It’s difficult to live in Wisconsin and avoid seeing green and gold anywhere. After all, they are the official team colors of the Green Bay Packer’s football team. You see Packer jerseys, Packer jackets, Packer banners, and even Packer decals throughout the state. Though I imagine it probably helps that the team is currently undefeated this season. Since their founding in 1919 by Earl “Curly” Lambeau , the team has won a total of 13 NFL championships and has won four Super Bowls. The team also has the distinction of being the only major league professional sports team in the U.S. to be community-owned and non-profit.
After each game, radio stations here will typically air shows discussing that game’s events. That’s when the residence of our happy state have a chance to voice their opinions about why the team won or lost during that particular game. To me, football teams win for the same reasons organizations succeed or fail. It comes down to some very fundamental concepts, which I would of course like to share with you.
The first of these concepts is “Talent”. Every good organization needs to surround themselves with talented people—people that can get the job done with the resources that they have available to them. The Packers for example have had players like Mike Michalske, Don Hutson, Bart Starr, Jim Tayler, Brett Favre, Reggie White , and now Aaron Rodgers. But just having talent is not enough. Organizations need to focus on providing depth of talent in your worker pool. Like in football, unexplained things can happen. Someone might leave the organization for another, they might get injured, or they may simply retire. Having depth in your talent pool ensures that you can still manage to make the plays when you need, even when your “star players” are not able to be on the field.
This brings us to our next point. You cannot simply rely on a few players to pull out a win every time. It requires “Teamwork” and a willingness to share the burdens of failure, and those of victory as well. What fascinates me about the Packers this year is how the team has really pulled together as a winning unit. In the post-game interviews, you often hear a player talking about the entire team’s performance or complimenting other players for their contributions during the game. So instead of egos, it about winning. In the last game for example, the quarterback Aaron Rodgers could have easily attempted to pad his rating by staying in the game. But instead, he graciously allowed his backup to lead the team for the last part of the game. And then there’s receiver Donald Driver, who could easily complain that he needs more throws to him so he can increase his reception count before he eventually retires. But instead, Mr. Driver puts out a consistent performance every game and lets players like Greg Jennings and Jordy Nelson share in the spotlight. Does your organization have people willing to help others in the organization succeed? Or do you have people who want recognition for their performance even though others were involved? Is your worker pool flexible enough and generous enough to get the job done as a team?

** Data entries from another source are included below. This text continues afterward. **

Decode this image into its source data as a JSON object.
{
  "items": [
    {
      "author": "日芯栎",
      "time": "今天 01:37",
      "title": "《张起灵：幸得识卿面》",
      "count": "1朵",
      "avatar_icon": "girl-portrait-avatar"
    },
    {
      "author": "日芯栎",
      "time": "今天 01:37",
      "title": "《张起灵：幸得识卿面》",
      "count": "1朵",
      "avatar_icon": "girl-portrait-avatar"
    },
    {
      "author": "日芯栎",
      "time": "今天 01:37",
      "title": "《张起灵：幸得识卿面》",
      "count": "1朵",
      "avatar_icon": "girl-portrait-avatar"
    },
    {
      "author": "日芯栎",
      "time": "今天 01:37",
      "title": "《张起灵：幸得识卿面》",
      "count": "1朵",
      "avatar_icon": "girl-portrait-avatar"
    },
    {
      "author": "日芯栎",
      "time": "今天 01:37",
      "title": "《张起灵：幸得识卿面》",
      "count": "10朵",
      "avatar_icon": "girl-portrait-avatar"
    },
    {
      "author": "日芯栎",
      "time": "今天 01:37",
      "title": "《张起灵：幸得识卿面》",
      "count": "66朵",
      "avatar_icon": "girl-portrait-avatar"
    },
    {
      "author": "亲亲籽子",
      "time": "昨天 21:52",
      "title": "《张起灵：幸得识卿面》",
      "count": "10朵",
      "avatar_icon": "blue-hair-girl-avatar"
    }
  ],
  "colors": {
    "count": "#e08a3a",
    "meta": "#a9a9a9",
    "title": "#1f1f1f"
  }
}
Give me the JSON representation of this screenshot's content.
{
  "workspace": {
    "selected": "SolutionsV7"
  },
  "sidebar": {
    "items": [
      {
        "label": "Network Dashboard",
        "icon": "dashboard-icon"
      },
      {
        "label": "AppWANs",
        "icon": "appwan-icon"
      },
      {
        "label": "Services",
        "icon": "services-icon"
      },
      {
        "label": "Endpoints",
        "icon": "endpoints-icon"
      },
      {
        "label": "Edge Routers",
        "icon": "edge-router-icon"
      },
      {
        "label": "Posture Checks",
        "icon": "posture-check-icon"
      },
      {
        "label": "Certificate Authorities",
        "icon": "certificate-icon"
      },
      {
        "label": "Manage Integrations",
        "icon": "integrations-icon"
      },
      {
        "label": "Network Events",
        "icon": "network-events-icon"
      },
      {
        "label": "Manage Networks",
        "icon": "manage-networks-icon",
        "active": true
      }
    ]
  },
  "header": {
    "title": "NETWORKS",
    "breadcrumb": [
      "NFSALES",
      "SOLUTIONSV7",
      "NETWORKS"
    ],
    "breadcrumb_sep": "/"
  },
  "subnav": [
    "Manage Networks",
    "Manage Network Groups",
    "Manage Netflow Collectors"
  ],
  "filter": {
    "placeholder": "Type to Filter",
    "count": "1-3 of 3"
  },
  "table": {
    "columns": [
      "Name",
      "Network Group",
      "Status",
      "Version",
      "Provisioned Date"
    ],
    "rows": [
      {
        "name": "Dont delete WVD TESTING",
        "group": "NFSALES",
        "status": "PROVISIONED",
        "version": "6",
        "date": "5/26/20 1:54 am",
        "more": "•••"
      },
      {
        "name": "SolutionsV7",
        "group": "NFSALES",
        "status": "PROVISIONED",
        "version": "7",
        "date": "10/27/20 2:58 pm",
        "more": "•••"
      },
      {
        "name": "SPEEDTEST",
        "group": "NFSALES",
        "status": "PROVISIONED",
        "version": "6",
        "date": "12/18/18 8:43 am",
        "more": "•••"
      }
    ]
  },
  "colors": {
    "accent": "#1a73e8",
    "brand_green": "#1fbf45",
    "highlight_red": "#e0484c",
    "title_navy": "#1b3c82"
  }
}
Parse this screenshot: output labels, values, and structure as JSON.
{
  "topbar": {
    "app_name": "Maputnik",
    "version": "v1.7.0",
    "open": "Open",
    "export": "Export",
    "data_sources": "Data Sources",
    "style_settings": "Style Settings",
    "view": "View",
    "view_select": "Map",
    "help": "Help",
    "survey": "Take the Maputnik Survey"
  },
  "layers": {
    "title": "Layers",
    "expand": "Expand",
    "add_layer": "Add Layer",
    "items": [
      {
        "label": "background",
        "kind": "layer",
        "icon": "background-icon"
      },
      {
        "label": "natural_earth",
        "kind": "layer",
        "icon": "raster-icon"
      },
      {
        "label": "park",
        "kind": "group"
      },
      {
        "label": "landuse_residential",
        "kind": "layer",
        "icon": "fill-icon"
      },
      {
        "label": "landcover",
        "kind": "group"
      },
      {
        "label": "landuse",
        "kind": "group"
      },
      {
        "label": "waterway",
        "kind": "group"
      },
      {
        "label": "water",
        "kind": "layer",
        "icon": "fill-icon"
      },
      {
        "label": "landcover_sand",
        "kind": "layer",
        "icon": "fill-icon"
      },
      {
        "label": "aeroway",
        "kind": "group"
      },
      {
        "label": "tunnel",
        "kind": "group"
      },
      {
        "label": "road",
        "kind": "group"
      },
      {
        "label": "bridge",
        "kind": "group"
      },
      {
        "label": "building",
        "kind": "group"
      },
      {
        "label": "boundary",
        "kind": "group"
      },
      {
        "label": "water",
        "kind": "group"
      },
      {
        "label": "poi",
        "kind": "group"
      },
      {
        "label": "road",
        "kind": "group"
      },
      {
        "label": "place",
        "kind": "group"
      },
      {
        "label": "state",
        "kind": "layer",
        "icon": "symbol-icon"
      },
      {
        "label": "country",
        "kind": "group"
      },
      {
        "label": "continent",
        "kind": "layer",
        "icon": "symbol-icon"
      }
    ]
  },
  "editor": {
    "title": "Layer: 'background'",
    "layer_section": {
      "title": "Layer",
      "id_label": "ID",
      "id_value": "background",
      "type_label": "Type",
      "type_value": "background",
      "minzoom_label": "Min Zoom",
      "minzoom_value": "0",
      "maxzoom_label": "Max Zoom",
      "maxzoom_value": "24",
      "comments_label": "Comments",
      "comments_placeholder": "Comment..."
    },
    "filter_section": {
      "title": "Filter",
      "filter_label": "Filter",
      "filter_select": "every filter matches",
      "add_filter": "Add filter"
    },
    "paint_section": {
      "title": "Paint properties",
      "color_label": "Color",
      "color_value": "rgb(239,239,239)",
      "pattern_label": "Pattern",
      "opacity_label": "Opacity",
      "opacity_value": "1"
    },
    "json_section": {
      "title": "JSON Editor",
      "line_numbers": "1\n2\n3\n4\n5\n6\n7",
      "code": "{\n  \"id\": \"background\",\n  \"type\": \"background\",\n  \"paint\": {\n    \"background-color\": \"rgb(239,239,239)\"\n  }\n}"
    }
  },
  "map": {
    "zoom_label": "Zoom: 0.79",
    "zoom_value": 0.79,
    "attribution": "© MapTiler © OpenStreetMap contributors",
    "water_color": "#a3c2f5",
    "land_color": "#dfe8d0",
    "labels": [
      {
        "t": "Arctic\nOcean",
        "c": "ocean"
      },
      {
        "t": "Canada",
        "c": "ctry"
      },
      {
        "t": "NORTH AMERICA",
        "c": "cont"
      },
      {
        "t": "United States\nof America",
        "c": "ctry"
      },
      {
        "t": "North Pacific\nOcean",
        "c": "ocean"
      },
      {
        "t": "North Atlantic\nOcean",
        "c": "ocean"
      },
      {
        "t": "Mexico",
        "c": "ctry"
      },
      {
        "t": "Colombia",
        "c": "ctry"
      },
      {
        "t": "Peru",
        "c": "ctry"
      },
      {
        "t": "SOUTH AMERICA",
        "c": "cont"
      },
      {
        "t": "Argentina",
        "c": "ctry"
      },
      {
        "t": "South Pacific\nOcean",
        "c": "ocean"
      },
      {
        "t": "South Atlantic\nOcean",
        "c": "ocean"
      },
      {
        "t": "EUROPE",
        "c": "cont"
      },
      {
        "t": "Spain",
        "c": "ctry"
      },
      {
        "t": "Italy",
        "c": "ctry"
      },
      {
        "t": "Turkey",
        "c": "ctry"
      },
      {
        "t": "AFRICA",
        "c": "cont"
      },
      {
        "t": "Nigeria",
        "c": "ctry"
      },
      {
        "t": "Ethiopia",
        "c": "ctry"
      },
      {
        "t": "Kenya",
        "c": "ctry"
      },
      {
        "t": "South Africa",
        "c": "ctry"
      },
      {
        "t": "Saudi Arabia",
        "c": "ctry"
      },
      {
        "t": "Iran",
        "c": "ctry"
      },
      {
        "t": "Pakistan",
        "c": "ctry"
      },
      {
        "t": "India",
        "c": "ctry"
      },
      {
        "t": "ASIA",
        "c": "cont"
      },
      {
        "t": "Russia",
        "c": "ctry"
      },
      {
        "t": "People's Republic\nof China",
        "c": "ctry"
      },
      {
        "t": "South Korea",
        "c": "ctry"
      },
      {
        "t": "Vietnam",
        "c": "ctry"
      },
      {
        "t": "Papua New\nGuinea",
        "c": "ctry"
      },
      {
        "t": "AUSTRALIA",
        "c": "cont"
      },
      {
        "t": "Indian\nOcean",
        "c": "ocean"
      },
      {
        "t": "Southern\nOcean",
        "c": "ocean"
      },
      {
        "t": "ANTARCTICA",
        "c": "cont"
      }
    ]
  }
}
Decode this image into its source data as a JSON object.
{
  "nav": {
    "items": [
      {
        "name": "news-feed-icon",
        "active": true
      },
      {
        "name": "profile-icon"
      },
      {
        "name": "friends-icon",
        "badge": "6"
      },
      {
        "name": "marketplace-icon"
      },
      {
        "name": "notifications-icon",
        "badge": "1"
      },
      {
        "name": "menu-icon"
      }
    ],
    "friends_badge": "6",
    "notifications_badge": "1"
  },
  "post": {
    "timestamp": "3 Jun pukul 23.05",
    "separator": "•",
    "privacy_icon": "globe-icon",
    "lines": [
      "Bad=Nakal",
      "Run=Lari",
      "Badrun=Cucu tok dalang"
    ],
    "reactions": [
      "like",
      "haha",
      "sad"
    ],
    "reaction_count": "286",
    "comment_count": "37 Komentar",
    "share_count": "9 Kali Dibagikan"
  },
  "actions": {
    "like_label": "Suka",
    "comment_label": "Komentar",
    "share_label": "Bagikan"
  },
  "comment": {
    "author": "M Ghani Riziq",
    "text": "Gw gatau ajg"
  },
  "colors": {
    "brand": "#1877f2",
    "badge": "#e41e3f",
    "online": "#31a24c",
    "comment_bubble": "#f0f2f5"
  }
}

And it really helps to be able to “change up the plays” from time to time. If your team is known for doing a certain thing, a certain way, every time, it is easy to predict what they will do next. Opponents can predict what your organization will do and then counter that strategy with one of their own. If you keep your organization nimble and flexible, your opponents are kept off-guard and you will have an advantage over them. But this means you must have a team that is able to cope with the changes that you make on your path to victory.
It might help to establish some type of “Strong Leadership” in your winning organization. When you have talented people and good teamwork, sometimes the team starts doing things that you might not expect. In football, this amounts to changing the play at the line. This may work in certain situations, and it might actually be necessary, like in a blitz-type situation where the team is suddenly and unexpectedly overwhelmed. In these situations, you want your team to be able to make a quick adjustment to get out of trouble. But ultimately, you need a game plan and someone like a head coach to make the overall decisions. You need someone that will look beyond the currently play—someone that is looking at the entire game or season. Basically, you need a leader.
One of the things that a good leader does in football is manage the time effectively. “Time Management” is a key component to winning football games. This is why you see teams run the ball when they are several scores ahead of the other team. This is also why you see hurry-up offenses when the team is behind. It’s all about managing the time you have effectively, and this is no different in organizations outside of sports. Setting deadlines, meeting milestones, and establishing schedules are all important to having a winning organization. Unlike football though, if you mismanage your time, you don’t just lose the game, you could lose valuable resources and money.
So, there you have it. Those were my top reasons why I think the Packers are doing well this season. And they are like any organization. Where our organization may have a goal to sell more widgets in the coming year, the Packers are looking to make it to the next Superbowl and win it. I have no doubt that they can achieve that goal, if they continue to keep have a team with Talent, Teamwork and Strong Leadership, as well as the ability to Change-Up the Plays and can maintain affective Time Management.